The recession and its aftermath profoundly affected nonprofits. With scarcer resources, organizations were living closer to the bone and the margin for error was thinner than ever. Tight and transparent financial management was a necessity, and in its absence a handful of current and former SVP Investees merged or closed their doors.

Some of these groups had been in their communities for 30 years. It was heartbreaking. It was also painfully evident that SVP’s financial capacity building work was insufficient. We weren’t asking the right questions and we didn’t have the tools to provide the level of support our Investees needed.

“If we hold ourselves accountable to being great capacity builders, the questions become – What are we missing? What can we do better?” says Mike Quinn, Director of Community Investment at SVP.

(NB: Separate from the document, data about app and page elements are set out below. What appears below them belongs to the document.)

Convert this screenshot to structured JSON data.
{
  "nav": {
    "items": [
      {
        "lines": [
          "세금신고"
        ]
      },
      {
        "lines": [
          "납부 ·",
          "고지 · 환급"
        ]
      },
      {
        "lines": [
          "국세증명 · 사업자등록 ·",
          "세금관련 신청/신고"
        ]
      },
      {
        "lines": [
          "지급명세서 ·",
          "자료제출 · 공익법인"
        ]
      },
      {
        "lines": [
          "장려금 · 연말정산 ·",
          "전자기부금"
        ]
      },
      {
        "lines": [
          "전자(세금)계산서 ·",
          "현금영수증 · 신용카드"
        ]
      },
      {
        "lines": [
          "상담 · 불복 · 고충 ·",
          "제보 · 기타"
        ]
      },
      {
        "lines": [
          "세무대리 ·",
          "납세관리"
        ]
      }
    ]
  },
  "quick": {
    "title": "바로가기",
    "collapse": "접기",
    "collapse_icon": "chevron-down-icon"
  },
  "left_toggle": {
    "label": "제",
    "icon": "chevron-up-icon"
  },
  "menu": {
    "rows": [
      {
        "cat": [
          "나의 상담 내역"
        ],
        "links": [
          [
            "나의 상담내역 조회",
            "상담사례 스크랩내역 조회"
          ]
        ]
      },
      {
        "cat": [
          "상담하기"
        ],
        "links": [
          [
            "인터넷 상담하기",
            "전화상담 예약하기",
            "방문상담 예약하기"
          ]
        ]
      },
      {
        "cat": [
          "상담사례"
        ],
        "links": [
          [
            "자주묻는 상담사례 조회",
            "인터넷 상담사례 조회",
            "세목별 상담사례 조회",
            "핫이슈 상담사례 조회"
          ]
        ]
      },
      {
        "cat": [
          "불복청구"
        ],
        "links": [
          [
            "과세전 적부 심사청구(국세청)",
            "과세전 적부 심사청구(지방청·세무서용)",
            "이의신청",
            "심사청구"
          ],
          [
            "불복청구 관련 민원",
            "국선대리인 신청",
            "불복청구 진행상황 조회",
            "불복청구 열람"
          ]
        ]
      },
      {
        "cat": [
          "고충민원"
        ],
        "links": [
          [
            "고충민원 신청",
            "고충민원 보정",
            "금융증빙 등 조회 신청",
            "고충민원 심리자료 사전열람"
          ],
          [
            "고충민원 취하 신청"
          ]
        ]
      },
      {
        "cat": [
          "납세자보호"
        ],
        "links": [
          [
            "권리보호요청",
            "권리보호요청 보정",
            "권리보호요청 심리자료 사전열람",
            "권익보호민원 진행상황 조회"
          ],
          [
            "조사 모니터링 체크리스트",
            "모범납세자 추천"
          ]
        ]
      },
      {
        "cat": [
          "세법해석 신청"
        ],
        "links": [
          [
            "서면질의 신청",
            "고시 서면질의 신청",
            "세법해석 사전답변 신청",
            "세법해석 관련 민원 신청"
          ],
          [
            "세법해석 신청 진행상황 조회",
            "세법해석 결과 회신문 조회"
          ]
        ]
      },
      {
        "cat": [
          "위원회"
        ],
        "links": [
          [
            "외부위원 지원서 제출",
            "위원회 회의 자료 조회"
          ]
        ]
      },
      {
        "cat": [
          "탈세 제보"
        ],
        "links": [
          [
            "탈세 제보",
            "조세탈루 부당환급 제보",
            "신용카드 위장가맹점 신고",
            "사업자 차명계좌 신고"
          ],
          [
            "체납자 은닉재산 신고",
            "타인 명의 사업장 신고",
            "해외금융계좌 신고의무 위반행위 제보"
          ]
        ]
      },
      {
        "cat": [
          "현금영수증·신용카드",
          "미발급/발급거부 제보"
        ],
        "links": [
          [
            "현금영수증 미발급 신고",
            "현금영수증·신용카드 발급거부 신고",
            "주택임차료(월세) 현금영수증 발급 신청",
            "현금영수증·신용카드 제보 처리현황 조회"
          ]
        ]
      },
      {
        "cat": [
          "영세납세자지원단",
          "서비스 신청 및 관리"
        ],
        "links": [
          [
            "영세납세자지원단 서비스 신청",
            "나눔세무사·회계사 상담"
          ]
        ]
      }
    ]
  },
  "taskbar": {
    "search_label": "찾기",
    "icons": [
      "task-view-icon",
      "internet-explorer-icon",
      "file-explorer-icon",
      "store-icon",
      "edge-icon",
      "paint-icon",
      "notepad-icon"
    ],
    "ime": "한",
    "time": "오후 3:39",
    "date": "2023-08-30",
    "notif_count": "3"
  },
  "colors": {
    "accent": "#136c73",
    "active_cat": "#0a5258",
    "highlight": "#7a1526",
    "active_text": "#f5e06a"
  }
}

The result, a financial health assessment that provides executive directors a way of viewing their financial history, gauging board understanding and generating in-depth reporting on the organization’s cash flow and restricted vs. unrestricted revenue.

Read the source article at Social Venture Partners